Spend a day exploring historic buildings and an indoor rainforest at the oldest botanical garden in the U.S.
The Missouri Botanical Garden was founded by botanist Henry Shaw in 1859, making it the oldest botanical garden in the U.S. The 79-acre (32-hectare) garden west of downtown is a National Historic Landmark.
Visit Shaw’s country residence, Tower Grove House, which was built in 1849 and later restored with many of Shaw’s belongings intact. Explore the surrounding Victorian Garden, filled with flowers and plants. The grounds also include a small labyrinth, herb garden and conservatory. Shaw is buried in a mausoleum near the house.
The Seiwa-en Japanese Garden sits on 14 acres (5.6 hectares) north of Tower Grove House. The focus here is the large lake, dotted with four islands. Use the footbridge to get to one of them. Nearby, walk through the English Woodland Garden, which is planted with bluebells and dogwoods. The Bavaria Garden displays flora and fauna native to Germany.
The award-winning Climatron dome conservatory near the entrance to the garden houses a tropical rainforest. Wander through the dense foliage and search for fish in the indoor river aquarium. Families should visit the seasonal Children’s Garden west of the conservatory. April through October kids can work in the garden, which grows vegetables and flowers.
A narrated 30-minute tram tour also operates only from April through October. This relaxing and informative ride is free with garden admission.
Events are held on the grounds throughout the year. (See the website for a current schedule.) The Orchid Show runs February through March and features 800 exotic plants. Come in May for the Chinese Culture festival, and the Japanese Festival, held on the Labor Day weekend.
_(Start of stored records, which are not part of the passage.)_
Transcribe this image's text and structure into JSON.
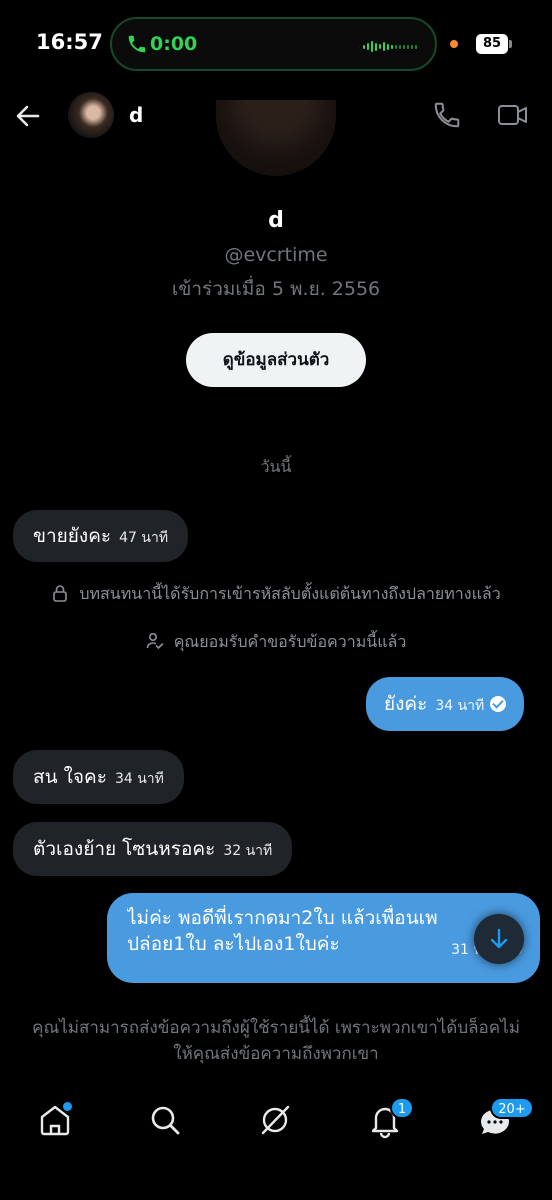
{
  "status_bar": {
    "time": "16:57",
    "call_timer": "0:00",
    "battery": "85"
  },
  "header": {
    "name": "d"
  },
  "profile": {
    "name": "d",
    "handle": "@evcrtime",
    "joined": "เข้าร่วมเมื่อ 5 พ.ย. 2556",
    "view_profile_label": "ดูข้อมูลส่วนตัว"
  },
  "date_separator": "วันนี้",
  "messages": [
    {
      "text": "ขายยังคะ",
      "time": "47 นาที"
    },
    {
      "text": "ยังค่ะ",
      "time": "34 นาที"
    },
    {
      "text": "สน ใจคะ",
      "time": "34 นาที"
    },
    {
      "text": "ตัวเองย้าย โซนหรอคะ",
      "time": "32 นาที"
    },
    {
      "line1": "ไม่ค่ะ พอดีพี่เรากดมา2ใบ แล้วเพื่อนเพ",
      "line2": "ปล่อย1ใบ ละไปเอง1ใบค่ะ",
      "time": "31 นาที"
    }
  ],
  "system_notices": {
    "encrypted": "บทสนทนานี้ได้รับการเข้ารหัสลับตั้งแต่ต้นทางถึงปลายทางแล้ว",
    "accepted": "คุณยอมรับคำขอรับข้อความนี้แล้ว"
  },
  "blocked_note": "คุณไม่สามารถส่งข้อความถึงผู้ใช้รายนี้ได้ เพราะพวกเขาได้บล็อคไม่ ให้คุณส่งข้อความถึงพวกเขา",
  "tabs": {
    "notifications_badge": "1",
    "messages_badge": "20+"
  },
  "colors": {
    "accent": "#1d9bf0",
    "outgoing_bubble": "#4a9ae0",
    "incoming_bubble": "#202327"
  },
  "icons": [
    "back-arrow-icon",
    "phone-icon",
    "video-icon",
    "lock-icon",
    "person-check-icon",
    "arrow-down-icon",
    "home-icon",
    "search-icon",
    "grok-icon",
    "bell-icon",
    "mail-icon"
  ]
}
Outdoor concerts are held on Wednesday evenings May through July.
The Missouri Botanical Garden is open daily except Christmas Day. There’s a small admission fee that goes towards maintaining the grounds. Parking is free and several bus routes stop here.